» **Directions for this task**
The word to find is "card". Copy each line of the material that contains it.
:: Data provided ::
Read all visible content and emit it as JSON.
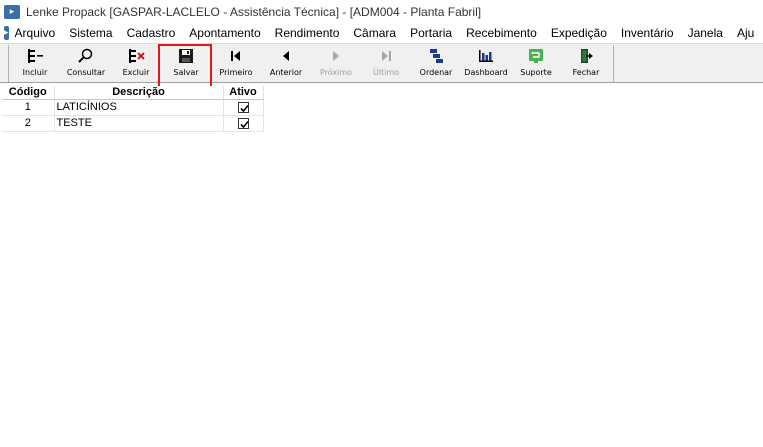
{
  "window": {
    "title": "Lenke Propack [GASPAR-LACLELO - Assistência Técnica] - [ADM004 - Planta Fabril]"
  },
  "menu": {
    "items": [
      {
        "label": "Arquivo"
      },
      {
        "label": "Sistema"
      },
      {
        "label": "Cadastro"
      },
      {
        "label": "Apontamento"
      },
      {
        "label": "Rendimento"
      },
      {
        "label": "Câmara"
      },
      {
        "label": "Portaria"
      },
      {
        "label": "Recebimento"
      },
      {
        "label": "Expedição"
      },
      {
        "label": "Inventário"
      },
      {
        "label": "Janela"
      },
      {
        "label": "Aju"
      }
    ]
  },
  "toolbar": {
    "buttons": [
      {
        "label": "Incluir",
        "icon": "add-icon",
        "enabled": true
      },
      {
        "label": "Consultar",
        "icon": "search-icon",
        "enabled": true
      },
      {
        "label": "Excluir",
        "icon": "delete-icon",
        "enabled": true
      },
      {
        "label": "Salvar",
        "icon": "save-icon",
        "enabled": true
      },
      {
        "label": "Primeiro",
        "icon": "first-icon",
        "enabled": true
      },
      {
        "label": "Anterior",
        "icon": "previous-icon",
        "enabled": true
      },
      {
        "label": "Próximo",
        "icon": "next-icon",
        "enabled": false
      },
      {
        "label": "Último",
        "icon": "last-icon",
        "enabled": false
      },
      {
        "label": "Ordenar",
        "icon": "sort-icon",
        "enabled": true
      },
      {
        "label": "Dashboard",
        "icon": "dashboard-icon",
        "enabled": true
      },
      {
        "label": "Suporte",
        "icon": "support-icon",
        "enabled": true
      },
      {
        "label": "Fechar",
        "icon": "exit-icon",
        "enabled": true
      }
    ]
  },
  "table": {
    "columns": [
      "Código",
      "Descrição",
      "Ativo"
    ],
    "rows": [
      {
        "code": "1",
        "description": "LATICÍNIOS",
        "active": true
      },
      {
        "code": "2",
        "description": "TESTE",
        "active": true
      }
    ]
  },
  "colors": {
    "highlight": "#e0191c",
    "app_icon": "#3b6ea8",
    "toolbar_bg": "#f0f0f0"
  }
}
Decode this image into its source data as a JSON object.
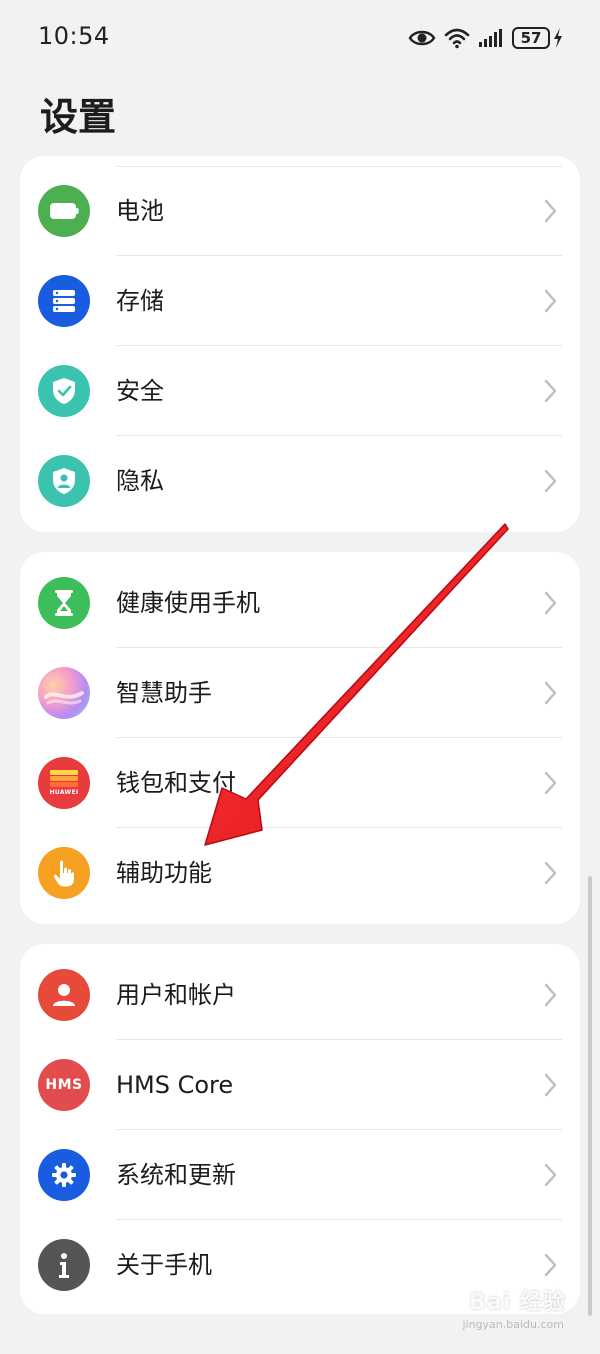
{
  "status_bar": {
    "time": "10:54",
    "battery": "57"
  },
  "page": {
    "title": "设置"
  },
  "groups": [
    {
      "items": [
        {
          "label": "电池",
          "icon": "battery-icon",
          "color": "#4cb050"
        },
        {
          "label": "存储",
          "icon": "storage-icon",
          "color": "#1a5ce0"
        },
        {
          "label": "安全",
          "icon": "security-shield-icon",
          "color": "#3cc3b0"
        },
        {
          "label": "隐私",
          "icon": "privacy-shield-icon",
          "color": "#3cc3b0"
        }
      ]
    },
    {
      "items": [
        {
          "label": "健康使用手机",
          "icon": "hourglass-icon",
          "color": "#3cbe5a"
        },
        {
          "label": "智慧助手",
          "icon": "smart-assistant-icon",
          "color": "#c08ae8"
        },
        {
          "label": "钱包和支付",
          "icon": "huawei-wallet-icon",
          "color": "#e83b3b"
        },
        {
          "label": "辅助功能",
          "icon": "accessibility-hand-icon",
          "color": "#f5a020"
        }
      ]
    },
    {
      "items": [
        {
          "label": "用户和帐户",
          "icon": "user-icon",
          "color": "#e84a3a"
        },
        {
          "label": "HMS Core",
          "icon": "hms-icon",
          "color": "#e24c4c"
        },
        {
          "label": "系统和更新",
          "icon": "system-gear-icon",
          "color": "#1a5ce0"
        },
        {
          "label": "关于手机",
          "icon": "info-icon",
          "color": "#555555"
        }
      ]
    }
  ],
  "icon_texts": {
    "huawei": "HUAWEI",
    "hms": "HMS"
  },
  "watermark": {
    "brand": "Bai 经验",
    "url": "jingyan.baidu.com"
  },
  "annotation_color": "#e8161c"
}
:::
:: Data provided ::
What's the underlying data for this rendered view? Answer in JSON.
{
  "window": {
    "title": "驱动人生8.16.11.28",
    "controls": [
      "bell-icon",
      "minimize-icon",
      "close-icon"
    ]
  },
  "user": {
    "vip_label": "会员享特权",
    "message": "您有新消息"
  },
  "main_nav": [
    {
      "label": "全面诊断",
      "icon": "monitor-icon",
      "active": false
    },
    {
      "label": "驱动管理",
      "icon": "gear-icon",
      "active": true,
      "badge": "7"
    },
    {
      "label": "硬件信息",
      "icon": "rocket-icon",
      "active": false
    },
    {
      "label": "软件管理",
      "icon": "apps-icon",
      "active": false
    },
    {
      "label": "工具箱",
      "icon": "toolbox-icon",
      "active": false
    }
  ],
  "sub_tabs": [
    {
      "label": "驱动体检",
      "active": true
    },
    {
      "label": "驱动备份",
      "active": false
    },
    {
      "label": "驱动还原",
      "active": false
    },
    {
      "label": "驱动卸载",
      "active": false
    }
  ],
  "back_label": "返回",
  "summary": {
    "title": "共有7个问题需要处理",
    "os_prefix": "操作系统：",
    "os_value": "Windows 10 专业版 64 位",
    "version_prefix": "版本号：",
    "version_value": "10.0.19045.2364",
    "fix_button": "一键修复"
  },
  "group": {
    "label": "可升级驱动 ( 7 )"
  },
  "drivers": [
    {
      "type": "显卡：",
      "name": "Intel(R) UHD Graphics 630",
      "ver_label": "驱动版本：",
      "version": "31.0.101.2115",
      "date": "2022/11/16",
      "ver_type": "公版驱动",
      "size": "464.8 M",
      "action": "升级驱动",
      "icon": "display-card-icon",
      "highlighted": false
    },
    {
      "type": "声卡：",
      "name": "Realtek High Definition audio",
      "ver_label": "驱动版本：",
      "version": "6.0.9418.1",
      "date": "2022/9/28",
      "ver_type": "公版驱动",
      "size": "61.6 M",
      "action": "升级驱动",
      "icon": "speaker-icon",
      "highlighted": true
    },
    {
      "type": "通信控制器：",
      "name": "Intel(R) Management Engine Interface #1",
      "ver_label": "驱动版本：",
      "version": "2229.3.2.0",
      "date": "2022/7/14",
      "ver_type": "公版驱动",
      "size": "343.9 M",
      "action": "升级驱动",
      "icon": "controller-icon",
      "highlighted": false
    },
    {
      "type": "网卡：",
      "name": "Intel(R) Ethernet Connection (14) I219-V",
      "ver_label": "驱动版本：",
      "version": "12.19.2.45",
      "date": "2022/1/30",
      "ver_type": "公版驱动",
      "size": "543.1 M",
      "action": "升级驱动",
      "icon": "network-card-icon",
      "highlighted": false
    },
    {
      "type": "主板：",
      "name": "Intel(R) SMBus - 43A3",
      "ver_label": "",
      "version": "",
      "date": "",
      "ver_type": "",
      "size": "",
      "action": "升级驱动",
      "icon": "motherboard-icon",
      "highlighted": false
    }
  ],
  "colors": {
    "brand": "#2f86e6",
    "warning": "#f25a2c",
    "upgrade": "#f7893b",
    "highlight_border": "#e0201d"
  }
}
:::
» **Answer to this task**
      "icon": "display-card-icon",
      "icon": "network-card-icon",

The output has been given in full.